Top of TASK INPUTS

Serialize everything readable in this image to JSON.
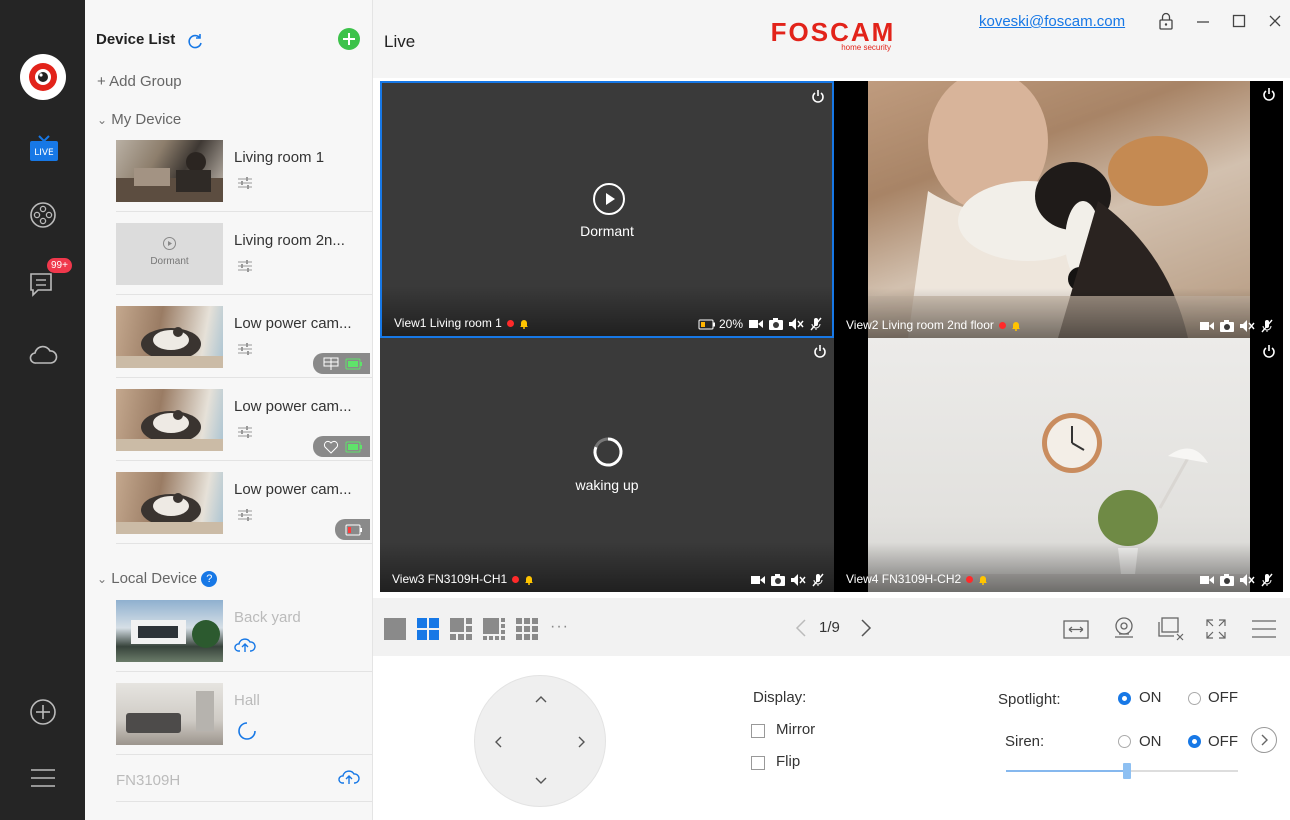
{
  "header": {
    "title": "Live",
    "brand": "FOSCAM",
    "brand_sub": "home security",
    "user_email": "koveski@foscam.com"
  },
  "rail": {
    "live_label": "LIVE",
    "notification_count": "99+"
  },
  "device_list": {
    "title": "Device List",
    "add_group": "+ Add Group",
    "my_device": "My Device",
    "my_devices": [
      {
        "name": "Living room 1"
      },
      {
        "name": "Living room 2n...",
        "thumb_text": "Dormant"
      },
      {
        "name": "Low power cam..."
      },
      {
        "name": "Low power cam..."
      },
      {
        "name": "Low power cam..."
      }
    ],
    "local_device": "Local Device",
    "local_devices": [
      {
        "name": "Back yard"
      },
      {
        "name": "Hall"
      },
      {
        "name": "FN3109H"
      }
    ]
  },
  "views": [
    {
      "label": "View1 Living room 1",
      "status": "Dormant",
      "battery": "20%"
    },
    {
      "label": "View2 Living room 2nd floor"
    },
    {
      "label": "View3 FN3109H-CH1",
      "status": "waking up"
    },
    {
      "label": "View4 FN3109H-CH2"
    }
  ],
  "toolbar": {
    "page": "1/9",
    "more": "···"
  },
  "controls": {
    "display_label": "Display:",
    "mirror_label": "Mirror",
    "flip_label": "Flip",
    "spotlight_label": "Spotlight:",
    "siren_label": "Siren:",
    "on_label": "ON",
    "off_label": "OFF",
    "spotlight_state": "ON",
    "siren_state": "OFF",
    "slider_fraction": 0.52
  },
  "colors": {
    "accent": "#1778e6",
    "brand": "#e2231a",
    "rail": "#252525",
    "record": "#ff2a2a",
    "bell": "#ffc400"
  }
}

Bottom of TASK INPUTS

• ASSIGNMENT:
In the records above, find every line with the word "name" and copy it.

• TASK OUTPUT:
        "name": "Living room 1"
        "name": "Living room 2n...",
        "name": "Low power cam..."
        "name": "Low power cam..."
        "name": "Low power cam..."
        "name": "Back yard"
        "name": "Hall"
        "name": "FN3109H"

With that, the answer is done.